    The State asserts that defendant's stipulation to the prosecutor's summary and his counsel's acknowledgment that defendant was related to the victim through marriage were sufficient to waive his right to a jury finding of the aggravating factor found by the sentencing judge. We have previously rejected the State's argument in similar contexts in both State v. Whitehead, __ N.C. App. __, 620 S.E.2d 272 (2005), and Meynardie, reasoning as follows:

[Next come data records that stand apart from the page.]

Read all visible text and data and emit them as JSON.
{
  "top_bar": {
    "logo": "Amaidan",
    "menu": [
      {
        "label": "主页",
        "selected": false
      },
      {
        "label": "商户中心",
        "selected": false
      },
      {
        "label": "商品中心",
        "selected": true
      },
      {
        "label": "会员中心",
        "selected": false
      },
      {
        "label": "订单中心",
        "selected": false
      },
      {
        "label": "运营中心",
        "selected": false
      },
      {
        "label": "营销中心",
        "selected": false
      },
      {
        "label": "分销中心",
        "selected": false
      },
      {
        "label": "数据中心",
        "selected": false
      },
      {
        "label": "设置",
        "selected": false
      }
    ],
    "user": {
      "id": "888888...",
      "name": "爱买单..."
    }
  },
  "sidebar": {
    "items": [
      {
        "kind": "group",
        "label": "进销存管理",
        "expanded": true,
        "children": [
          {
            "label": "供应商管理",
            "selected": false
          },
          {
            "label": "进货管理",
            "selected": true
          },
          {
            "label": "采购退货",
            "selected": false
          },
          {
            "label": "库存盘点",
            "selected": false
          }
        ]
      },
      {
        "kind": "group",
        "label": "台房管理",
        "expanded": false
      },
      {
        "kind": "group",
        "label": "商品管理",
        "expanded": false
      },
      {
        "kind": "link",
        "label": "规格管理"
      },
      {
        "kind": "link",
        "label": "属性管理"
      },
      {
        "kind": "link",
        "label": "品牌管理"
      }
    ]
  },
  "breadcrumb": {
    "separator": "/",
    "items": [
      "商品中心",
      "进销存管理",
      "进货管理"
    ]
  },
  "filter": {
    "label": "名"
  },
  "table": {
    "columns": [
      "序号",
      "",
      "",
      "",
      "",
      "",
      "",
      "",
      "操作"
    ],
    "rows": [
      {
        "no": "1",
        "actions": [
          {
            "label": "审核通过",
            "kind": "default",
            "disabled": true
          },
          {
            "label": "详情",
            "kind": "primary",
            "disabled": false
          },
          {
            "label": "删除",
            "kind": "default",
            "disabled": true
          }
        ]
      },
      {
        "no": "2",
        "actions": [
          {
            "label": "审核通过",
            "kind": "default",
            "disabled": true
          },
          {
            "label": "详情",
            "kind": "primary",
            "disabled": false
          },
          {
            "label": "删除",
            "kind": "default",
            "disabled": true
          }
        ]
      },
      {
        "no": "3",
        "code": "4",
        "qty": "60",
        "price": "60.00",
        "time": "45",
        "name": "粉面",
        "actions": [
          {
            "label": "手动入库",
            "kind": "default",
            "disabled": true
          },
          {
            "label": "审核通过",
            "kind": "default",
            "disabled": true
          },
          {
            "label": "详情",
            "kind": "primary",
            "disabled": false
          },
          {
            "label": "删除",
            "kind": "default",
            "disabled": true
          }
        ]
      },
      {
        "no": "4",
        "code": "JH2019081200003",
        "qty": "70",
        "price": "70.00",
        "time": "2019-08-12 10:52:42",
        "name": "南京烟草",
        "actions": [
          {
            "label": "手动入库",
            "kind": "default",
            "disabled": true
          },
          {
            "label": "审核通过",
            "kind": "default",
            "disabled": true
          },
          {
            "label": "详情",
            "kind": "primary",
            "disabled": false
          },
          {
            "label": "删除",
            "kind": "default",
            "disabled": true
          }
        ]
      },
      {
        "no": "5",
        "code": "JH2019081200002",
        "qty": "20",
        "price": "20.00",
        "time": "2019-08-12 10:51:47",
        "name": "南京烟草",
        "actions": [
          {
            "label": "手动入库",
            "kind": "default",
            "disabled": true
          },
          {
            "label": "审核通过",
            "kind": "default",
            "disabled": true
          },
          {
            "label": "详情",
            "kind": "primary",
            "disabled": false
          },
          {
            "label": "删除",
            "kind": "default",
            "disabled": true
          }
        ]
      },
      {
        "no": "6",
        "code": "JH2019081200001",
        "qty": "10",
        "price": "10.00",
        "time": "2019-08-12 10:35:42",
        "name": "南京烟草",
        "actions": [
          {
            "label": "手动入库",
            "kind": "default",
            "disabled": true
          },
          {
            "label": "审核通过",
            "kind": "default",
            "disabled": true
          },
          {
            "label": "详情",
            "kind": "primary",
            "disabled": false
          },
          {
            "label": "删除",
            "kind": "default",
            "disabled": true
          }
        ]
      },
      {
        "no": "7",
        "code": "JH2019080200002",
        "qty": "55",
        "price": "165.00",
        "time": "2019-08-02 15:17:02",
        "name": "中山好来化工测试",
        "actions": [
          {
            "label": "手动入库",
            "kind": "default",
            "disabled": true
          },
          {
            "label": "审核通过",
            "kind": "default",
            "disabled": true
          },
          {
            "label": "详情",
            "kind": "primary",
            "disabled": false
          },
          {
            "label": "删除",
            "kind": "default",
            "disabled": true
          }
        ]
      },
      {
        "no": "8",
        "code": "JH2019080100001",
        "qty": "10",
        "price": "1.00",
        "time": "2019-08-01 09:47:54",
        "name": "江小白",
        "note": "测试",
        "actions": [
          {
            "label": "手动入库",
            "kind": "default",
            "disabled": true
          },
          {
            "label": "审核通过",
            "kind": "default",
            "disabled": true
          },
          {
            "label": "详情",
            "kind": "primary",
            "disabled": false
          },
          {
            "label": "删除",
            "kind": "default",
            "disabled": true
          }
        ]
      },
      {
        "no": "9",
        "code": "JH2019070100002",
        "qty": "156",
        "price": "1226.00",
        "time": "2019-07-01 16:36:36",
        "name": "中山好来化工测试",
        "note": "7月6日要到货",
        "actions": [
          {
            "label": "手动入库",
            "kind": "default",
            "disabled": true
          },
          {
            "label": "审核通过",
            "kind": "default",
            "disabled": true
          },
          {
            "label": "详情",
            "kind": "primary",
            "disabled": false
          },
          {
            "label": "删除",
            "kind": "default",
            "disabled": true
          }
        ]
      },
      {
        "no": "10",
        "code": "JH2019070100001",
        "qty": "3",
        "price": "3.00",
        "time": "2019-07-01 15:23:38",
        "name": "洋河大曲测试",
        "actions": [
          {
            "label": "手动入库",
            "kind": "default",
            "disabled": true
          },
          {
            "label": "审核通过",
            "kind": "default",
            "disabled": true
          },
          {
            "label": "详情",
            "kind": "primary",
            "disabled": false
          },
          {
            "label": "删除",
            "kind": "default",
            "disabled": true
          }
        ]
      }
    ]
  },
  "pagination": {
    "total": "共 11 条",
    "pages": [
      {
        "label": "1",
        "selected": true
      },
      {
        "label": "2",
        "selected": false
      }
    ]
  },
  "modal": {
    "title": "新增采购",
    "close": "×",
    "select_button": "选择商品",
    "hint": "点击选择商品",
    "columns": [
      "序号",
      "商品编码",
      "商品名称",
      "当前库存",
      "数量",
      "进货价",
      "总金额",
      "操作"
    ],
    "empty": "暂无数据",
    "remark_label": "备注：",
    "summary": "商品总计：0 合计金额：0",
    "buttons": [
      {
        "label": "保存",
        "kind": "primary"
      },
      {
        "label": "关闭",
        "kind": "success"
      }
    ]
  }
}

        Since neither Blakely nor Allen had been decided at the time of defendant's sentencing hearing, defendant was not aware of his right to have a jury determine the existence of the aggravating factor. Therefore, defendant's stipulation to the factual basis for his plea was not a “knowing [and] intelligent act[] done with sufficient awareness of the relevant circumstances and likely consequences.” We hold that defendant did not knowingly and effectively stipulate to the aggravating factor, nor waive his right to a jury trial on the issue of the aggravating factor.

Meynardie, __ N.C. App. at __, 616 S.E.2d at 24 (quoting Brady, 397U.S. at 748, 25 L. Ed. 2d at 756). Although defendant stipulated to the prosecutor's factual summary, he did not stipulate to the existence of any aggravating factors, or to the judicial finding of such factors. Moreover, as in the cases cited above, defendant entered his plea prior to Blakely and Allen and thus cannot be said to have entered a knowing and voluntary waiver of rights first recognized thereunder. While the State deems Meynardie to be wrongly decided, we are bound by prior decisions of this Court on the same issue of law. See In the Matter of Appeal from Civil Penalty, 324 N.C. 373, 384, 379 S.E.2d 30, 36-37 (1989). We are likewise bound by the North Carolina Supreme Court's holding in Allen that “the harmless-error rule does not apply to sentencing errors which violate a defendant's Sixth Amendment right to jury trial pursuant to Blakely.” Allen, 359 N.C. at 449, 615 S.E.2d at 272. Accordingly, defendant is entitled to a new sentencing hearing.
    Remanded for re-sentencing.
    Judges BRYANT and GEER concur.
    Report per Rule 30(e).

*** Converted from WordPerfect ***